> **What the task asks**:
Your reply should be made up of every line in the records below that holds the string "icon".

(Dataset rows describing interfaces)
_____

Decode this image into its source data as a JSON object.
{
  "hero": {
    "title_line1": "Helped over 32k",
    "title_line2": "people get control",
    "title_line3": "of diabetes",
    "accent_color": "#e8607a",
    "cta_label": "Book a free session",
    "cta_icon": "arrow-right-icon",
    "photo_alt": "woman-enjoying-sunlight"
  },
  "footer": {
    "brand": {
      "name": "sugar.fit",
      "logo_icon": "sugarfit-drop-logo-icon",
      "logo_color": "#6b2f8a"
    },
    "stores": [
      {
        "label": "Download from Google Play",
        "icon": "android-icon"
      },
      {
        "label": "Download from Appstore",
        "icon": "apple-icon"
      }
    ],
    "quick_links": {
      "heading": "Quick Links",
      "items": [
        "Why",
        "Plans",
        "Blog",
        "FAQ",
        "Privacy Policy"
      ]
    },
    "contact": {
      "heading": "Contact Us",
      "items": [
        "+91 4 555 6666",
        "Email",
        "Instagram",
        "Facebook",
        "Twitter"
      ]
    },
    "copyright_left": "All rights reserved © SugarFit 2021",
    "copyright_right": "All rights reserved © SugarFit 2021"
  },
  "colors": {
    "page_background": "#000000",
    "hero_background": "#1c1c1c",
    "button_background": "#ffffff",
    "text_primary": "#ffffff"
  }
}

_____

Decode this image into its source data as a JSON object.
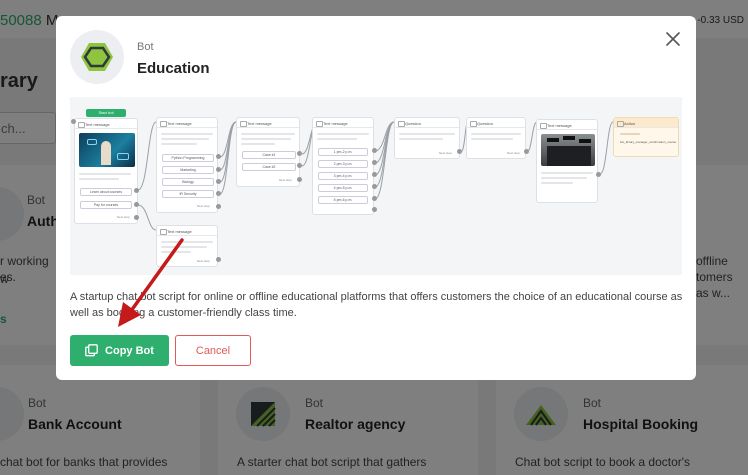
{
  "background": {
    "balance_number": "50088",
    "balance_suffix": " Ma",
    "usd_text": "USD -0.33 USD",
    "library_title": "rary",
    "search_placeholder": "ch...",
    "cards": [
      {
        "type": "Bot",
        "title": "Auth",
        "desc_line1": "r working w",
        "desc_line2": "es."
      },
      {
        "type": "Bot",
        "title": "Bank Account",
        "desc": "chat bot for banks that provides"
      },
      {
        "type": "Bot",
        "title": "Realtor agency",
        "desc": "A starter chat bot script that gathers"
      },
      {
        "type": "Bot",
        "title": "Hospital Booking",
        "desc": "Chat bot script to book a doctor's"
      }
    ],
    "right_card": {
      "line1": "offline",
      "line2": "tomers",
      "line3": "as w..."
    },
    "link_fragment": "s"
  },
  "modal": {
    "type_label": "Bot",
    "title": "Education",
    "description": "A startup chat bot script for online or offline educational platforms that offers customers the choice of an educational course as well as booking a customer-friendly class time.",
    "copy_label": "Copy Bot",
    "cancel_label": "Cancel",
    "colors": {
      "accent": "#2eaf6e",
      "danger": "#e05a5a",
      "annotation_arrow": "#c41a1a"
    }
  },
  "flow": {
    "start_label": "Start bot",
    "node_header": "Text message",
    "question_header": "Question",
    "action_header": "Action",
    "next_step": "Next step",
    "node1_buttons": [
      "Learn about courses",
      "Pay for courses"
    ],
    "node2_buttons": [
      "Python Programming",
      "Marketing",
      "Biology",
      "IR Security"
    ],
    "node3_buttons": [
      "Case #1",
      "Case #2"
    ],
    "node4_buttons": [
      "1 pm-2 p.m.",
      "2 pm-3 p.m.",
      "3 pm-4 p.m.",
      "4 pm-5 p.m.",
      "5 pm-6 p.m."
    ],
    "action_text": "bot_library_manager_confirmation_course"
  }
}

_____

> **Finished exercise**:
    "cta_icon": "arrow-right-icon",
      "logo_icon": "sugarfit-drop-logo-icon",
        "icon": "android-icon"
        "icon": "apple-icon"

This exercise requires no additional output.